● TASK REQUIREMENTS
Give back every record exactly as written.
INPUT DATA Start Marker
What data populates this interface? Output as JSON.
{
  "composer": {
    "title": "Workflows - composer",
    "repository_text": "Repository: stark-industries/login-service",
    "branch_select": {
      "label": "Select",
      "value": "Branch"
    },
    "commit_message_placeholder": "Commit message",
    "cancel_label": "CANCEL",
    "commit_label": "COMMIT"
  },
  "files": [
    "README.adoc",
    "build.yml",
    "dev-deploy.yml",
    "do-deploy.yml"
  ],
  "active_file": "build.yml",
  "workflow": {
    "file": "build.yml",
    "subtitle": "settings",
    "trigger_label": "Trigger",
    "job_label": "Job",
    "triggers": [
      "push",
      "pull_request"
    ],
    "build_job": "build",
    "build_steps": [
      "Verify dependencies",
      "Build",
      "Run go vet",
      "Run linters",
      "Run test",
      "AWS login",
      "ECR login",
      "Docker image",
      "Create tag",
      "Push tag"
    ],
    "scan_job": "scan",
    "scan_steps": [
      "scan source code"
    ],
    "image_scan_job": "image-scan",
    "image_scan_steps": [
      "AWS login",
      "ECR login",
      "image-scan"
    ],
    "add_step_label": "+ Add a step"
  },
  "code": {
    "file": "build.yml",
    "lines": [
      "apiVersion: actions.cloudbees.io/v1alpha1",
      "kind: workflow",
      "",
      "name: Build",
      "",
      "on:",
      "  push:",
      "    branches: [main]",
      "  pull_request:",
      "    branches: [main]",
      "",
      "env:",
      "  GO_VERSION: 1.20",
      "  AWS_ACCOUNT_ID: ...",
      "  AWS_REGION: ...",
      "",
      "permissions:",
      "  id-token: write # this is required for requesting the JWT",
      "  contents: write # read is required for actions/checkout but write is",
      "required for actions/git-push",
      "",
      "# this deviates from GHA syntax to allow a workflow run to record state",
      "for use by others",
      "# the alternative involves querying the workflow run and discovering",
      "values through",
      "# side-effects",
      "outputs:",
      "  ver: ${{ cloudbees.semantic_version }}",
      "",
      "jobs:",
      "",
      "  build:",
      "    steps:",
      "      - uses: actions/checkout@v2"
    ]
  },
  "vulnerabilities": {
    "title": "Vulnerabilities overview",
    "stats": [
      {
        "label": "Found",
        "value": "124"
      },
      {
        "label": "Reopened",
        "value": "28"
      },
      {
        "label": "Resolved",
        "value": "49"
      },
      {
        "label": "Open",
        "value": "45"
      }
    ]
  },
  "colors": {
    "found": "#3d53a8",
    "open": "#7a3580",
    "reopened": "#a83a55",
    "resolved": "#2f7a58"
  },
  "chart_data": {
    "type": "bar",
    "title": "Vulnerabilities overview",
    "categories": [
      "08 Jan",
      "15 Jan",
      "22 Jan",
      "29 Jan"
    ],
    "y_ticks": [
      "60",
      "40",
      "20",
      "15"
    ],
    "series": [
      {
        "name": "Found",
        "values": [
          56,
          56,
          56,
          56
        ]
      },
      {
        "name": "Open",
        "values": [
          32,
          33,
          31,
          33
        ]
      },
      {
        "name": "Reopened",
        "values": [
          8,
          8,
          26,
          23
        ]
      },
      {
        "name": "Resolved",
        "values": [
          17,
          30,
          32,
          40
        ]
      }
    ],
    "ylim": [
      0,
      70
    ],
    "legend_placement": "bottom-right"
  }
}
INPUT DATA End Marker
● OUTPUT OF THE EXERCISE
What data populates this interface? Output as JSON.
{
  "composer": {
    "title": "Workflows - composer",
    "repository_text": "Repository: stark-industries/login-service",
    "branch_select": {
      "label": "Select",
      "value": "Branch"
    },
    "commit_message_placeholder": "Commit message",
    "cancel_label": "CANCEL",
    "commit_label": "COMMIT"
  },
  "files": [
    "README.adoc",
    "build.yml",
    "dev-deploy.yml",
    "do-deploy.yml"
  ],
  "active_file": "build.yml",
  "workflow": {
    "file": "build.yml",
    "subtitle": "settings",
    "trigger_label": "Trigger",
    "job_label": "Job",
    "triggers": [
      "push",
      "pull_request"
    ],
    "build_job": "build",
    "build_steps": [
      "Verify dependencies",
      "Build",
      "Run go vet",
      "Run linters",
      "Run test",
      "AWS login",
      "ECR login",
      "Docker image",
      "Create tag",
      "Push tag"
    ],
    "scan_job": "scan",
    "scan_steps": [
      "scan source code"
    ],
    "image_scan_job": "image-scan",
    "image_scan_steps": [
      "AWS login",
      "ECR login",
      "image-scan"
    ],
    "add_step_label": "+ Add a step"
  },
  "code": {
    "file": "build.yml",
    "lines": [
      "apiVersion: actions.cloudbees.io/v1alpha1",
      "kind: workflow",
      "",
      "name: Build",
      "",
      "on:",
      "  push:",
      "    branches: [main]",
      "  pull_request:",
      "    branches: [main]",
      "",
      "env:",
      "  GO_VERSION: 1.20",
      "  AWS_ACCOUNT_ID: ...",
      "  AWS_REGION: ...",
      "",
      "permissions:",
      "  id-token: write # this is required for requesting the JWT",
      "  contents: write # read is required for actions/checkout but write is",
      "required for actions/git-push",
      "",
      "# this deviates from GHA syntax to allow a workflow run to record state",
      "for use by others",
      "# the alternative involves querying the workflow run and discovering",
      "values through",
      "# side-effects",
      "outputs:",
      "  ver: ${{ cloudbees.semantic_version }}",
      "",
      "jobs:",
      "",
      "  build:",
      "    steps:",
      "      - uses: actions/checkout@v2"
    ]
  },
  "vulnerabilities": {
    "title": "Vulnerabilities overview",
    "stats": [
      {
        "label": "Found",
        "value": "124"
      },
      {
        "label": "Reopened",
        "value": "28"
      },
      {
        "label": "Resolved",
        "value": "49"
      },
      {
        "label": "Open",
        "value": "45"
      }
    ]
  },
  "colors": {
    "found": "#3d53a8",
    "open": "#7a3580",
    "reopened": "#a83a55",
    "resolved": "#2f7a58"
  },
  "chart_data": {
    "type": "bar",
    "title": "Vulnerabilities overview",
    "categories": [
      "08 Jan",
      "15 Jan",
      "22 Jan",
      "29 Jan"
    ],
    "y_ticks": [
      "60",
      "40",
      "20",
      "15"
    ],
    "series": [
      {
        "name": "Found",
        "values": [
          56,
          56,
          56,
          56
        ]
      },
      {
        "name": "Open",
        "values": [
          32,
          33,
          31,
          33
        ]
      },
      {
        "name": "Reopened",
        "values": [
          8,
          8,
          26,
          23
        ]
      },
      {
        "name": "Resolved",
        "values": [
          17,
          30,
          32,
          40
        ]
      }
    ],
    "ylim": [
      0,
      70
    ],
    "legend_placement": "bottom-right"
  }
}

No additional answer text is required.